» RECORDS SHOWN:
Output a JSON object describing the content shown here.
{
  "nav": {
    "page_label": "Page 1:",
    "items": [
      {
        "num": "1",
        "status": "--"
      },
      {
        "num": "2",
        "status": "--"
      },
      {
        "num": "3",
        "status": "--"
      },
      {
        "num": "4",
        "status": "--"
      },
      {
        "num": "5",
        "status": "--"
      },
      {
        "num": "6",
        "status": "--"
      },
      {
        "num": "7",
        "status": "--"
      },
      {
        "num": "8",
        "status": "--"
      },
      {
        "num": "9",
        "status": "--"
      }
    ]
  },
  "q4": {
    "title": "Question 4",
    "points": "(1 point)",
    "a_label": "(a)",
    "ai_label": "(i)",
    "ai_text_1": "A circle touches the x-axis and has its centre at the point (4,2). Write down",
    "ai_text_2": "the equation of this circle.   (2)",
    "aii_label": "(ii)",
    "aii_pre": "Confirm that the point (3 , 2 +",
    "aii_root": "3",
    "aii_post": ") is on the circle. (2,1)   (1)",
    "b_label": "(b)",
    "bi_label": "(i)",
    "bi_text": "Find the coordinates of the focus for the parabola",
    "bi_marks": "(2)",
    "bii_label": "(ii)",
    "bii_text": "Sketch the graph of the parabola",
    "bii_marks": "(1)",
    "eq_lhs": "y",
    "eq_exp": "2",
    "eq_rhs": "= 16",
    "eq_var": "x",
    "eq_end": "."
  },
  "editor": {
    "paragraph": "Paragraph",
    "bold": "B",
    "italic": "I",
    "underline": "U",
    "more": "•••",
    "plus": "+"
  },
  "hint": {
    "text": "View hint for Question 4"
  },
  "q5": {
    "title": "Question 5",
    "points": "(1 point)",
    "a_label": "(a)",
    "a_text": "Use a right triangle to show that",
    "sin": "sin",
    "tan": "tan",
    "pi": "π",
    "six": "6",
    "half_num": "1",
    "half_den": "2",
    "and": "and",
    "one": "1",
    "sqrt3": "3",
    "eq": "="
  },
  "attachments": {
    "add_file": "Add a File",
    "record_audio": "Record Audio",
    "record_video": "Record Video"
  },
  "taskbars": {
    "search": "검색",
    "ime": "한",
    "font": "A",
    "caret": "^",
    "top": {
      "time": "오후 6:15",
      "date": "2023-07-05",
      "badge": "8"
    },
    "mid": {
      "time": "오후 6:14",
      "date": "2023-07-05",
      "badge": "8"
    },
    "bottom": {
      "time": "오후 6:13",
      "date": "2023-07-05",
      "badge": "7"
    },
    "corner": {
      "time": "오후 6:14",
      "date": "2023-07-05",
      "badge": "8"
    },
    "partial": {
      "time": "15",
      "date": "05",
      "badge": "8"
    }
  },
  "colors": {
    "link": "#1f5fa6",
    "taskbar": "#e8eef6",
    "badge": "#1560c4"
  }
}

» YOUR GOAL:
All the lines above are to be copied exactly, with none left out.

» SOLUTION BELOW:
Output a JSON object describing the content shown here.
{
  "nav": {
    "page_label": "Page 1:",
    "items": [
      {
        "num": "1",
        "status": "--"
      },
      {
        "num": "2",
        "status": "--"
      },
      {
        "num": "3",
        "status": "--"
      },
      {
        "num": "4",
        "status": "--"
      },
      {
        "num": "5",
        "status": "--"
      },
      {
        "num": "6",
        "status": "--"
      },
      {
        "num": "7",
        "status": "--"
      },
      {
        "num": "8",
        "status": "--"
      },
      {
        "num": "9",
        "status": "--"
      }
    ]
  },
  "q4": {
    "title": "Question 4",
    "points": "(1 point)",
    "a_label": "(a)",
    "ai_label": "(i)",
    "ai_text_1": "A circle touches the x-axis and has its centre at the point (4,2). Write down",
    "ai_text_2": "the equation of this circle.   (2)",
    "aii_label": "(ii)",
    "aii_pre": "Confirm that the point (3 , 2 +",
    "aii_root": "3",
    "aii_post": ") is on the circle. (2,1)   (1)",
    "b_label": "(b)",
    "bi_label": "(i)",
    "bi_text": "Find the coordinates of the focus for the parabola",
    "bi_marks": "(2)",
    "bii_label": "(ii)",
    "bii_text": "Sketch the graph of the parabola",
    "bii_marks": "(1)",
    "eq_lhs": "y",
    "eq_exp": "2",
    "eq_rhs": "= 16",
    "eq_var": "x",
    "eq_end": "."
  },
  "editor": {
    "paragraph": "Paragraph",
    "bold": "B",
    "italic": "I",
    "underline": "U",
    "more": "•••",
    "plus": "+"
  },
  "hint": {
    "text": "View hint for Question 4"
  },
  "q5": {
    "title": "Question 5",
    "points": "(1 point)",
    "a_label": "(a)",
    "a_text": "Use a right triangle to show that",
    "sin": "sin",
    "tan": "tan",
    "pi": "π",
    "six": "6",
    "half_num": "1",
    "half_den": "2",
    "and": "and",
    "one": "1",
    "sqrt3": "3",
    "eq": "="
  },
  "attachments": {
    "add_file": "Add a File",
    "record_audio": "Record Audio",
    "record_video": "Record Video"
  },
  "taskbars": {
    "search": "검색",
    "ime": "한",
    "font": "A",
    "caret": "^",
    "top": {
      "time": "오후 6:15",
      "date": "2023-07-05",
      "badge": "8"
    },
    "mid": {
      "time": "오후 6:14",
      "date": "2023-07-05",
      "badge": "8"
    },
    "bottom": {
      "time": "오후 6:13",
      "date": "2023-07-05",
      "badge": "7"
    },
    "corner": {
      "time": "오후 6:14",
      "date": "2023-07-05",
      "badge": "8"
    },
    "partial": {
      "time": "15",
      "date": "05",
      "badge": "8"
    }
  },
  "colors": {
    "link": "#1f5fa6",
    "taskbar": "#e8eef6",
    "badge": "#1560c4"
  }
}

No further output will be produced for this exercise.